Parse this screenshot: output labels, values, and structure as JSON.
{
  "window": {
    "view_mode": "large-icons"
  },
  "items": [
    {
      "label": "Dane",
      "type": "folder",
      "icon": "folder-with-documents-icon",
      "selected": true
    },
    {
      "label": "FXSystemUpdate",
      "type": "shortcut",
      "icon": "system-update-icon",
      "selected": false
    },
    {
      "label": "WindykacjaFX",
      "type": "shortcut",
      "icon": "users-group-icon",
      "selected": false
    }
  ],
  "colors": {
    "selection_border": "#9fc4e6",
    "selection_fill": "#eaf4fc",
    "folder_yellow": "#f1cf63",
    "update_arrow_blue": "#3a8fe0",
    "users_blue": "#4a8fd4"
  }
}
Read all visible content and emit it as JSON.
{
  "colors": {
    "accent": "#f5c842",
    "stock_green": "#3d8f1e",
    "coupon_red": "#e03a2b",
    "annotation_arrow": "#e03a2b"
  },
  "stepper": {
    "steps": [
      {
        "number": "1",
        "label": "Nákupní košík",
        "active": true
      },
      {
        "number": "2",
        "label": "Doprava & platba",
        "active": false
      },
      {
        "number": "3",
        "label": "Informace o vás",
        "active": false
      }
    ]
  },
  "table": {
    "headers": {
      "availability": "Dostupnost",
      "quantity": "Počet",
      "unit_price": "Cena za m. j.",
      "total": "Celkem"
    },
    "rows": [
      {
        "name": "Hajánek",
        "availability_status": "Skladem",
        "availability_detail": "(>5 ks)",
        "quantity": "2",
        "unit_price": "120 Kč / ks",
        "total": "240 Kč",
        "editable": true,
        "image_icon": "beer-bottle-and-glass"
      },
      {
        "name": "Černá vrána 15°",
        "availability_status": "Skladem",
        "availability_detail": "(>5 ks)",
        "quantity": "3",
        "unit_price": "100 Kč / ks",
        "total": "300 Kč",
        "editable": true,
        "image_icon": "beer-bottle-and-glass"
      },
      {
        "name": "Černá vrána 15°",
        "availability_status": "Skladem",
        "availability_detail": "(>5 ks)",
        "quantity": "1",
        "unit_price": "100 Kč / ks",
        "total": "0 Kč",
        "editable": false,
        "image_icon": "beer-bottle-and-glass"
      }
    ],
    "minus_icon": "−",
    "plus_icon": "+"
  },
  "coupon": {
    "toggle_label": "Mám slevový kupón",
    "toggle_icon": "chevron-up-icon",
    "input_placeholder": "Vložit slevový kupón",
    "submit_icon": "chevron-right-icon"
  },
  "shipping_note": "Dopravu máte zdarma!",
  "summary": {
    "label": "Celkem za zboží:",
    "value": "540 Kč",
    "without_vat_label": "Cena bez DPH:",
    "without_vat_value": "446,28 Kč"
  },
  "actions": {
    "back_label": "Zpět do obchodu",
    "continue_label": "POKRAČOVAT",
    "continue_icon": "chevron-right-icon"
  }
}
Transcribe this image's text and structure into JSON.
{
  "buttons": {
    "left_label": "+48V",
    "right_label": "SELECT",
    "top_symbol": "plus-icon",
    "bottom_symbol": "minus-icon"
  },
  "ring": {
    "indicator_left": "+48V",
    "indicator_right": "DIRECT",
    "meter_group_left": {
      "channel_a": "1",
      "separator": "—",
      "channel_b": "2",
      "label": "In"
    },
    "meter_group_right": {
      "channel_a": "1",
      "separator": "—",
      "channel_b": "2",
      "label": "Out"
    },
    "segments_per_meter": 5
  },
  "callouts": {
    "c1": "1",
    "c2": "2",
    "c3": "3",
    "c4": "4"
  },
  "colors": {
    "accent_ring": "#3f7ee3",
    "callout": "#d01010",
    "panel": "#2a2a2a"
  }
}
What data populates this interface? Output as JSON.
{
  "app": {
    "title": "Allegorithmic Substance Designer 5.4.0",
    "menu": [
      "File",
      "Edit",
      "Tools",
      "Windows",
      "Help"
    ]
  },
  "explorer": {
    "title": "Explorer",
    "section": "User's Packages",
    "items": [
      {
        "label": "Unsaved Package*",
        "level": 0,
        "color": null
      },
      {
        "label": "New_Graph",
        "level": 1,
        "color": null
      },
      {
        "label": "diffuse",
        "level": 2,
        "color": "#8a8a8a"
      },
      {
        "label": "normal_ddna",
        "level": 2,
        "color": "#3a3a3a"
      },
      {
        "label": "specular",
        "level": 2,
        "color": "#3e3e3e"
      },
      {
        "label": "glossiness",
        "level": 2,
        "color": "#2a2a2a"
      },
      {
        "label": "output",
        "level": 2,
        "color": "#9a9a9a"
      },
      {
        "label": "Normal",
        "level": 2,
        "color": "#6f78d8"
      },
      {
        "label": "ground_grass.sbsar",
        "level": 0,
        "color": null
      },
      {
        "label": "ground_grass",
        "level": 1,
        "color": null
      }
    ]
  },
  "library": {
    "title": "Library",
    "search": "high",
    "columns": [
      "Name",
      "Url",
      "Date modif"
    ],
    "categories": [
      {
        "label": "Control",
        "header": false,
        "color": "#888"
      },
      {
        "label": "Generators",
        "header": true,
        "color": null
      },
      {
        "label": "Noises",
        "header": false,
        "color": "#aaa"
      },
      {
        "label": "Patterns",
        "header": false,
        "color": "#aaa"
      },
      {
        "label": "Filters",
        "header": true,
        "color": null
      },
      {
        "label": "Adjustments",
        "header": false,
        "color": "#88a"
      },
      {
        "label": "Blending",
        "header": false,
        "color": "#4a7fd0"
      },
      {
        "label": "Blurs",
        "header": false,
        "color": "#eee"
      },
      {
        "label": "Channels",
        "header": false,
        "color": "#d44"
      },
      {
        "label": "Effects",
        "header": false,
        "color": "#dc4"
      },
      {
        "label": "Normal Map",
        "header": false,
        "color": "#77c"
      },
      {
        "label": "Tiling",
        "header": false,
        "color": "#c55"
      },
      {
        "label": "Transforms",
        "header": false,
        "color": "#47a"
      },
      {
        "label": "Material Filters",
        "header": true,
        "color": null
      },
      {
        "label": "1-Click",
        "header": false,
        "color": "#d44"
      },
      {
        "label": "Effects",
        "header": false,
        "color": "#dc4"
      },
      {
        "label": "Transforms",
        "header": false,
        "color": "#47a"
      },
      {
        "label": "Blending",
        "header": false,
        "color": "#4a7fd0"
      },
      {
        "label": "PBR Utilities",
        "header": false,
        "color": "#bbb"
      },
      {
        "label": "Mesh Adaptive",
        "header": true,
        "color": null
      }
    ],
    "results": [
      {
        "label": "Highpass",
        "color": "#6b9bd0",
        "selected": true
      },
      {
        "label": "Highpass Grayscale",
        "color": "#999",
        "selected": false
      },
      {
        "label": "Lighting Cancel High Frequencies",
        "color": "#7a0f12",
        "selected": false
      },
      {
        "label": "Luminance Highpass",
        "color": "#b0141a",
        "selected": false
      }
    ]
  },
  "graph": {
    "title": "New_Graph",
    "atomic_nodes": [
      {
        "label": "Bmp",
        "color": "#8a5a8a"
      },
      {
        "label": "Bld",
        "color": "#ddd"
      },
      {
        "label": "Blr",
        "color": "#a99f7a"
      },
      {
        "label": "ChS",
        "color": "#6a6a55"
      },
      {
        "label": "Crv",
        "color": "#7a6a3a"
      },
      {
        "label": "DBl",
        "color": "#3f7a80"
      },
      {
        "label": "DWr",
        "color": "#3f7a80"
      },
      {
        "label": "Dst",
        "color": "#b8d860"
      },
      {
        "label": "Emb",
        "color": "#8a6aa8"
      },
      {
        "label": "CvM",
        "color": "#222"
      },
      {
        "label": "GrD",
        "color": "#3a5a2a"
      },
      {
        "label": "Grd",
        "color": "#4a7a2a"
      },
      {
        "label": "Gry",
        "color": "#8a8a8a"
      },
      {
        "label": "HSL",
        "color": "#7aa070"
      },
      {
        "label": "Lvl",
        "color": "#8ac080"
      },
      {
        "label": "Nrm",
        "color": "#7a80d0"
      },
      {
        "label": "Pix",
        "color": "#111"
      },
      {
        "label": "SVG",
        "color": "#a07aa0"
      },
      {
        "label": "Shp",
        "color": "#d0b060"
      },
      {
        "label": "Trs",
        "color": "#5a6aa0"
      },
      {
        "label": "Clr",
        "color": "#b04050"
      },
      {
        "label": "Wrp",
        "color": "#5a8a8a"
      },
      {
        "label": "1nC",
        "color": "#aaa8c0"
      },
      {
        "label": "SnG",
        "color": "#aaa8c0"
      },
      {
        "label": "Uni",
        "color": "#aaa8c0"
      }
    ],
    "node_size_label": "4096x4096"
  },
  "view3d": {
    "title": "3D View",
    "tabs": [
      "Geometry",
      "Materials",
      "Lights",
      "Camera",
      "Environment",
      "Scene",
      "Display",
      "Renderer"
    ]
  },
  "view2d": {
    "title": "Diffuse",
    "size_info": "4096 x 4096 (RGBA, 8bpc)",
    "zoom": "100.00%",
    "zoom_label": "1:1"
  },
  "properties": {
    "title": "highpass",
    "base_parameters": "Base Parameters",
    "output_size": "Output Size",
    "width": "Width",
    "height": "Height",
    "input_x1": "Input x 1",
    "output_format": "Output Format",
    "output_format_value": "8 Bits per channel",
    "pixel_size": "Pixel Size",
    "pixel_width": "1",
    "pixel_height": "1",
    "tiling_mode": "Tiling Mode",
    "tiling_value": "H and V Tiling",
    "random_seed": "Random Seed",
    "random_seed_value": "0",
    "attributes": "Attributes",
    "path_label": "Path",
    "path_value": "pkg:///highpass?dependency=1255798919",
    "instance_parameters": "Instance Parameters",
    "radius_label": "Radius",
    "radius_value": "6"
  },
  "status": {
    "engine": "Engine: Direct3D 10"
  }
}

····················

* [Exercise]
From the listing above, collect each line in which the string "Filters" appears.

* [Finished exercise]
        "label": "Filters",
        "label": "Material Filters",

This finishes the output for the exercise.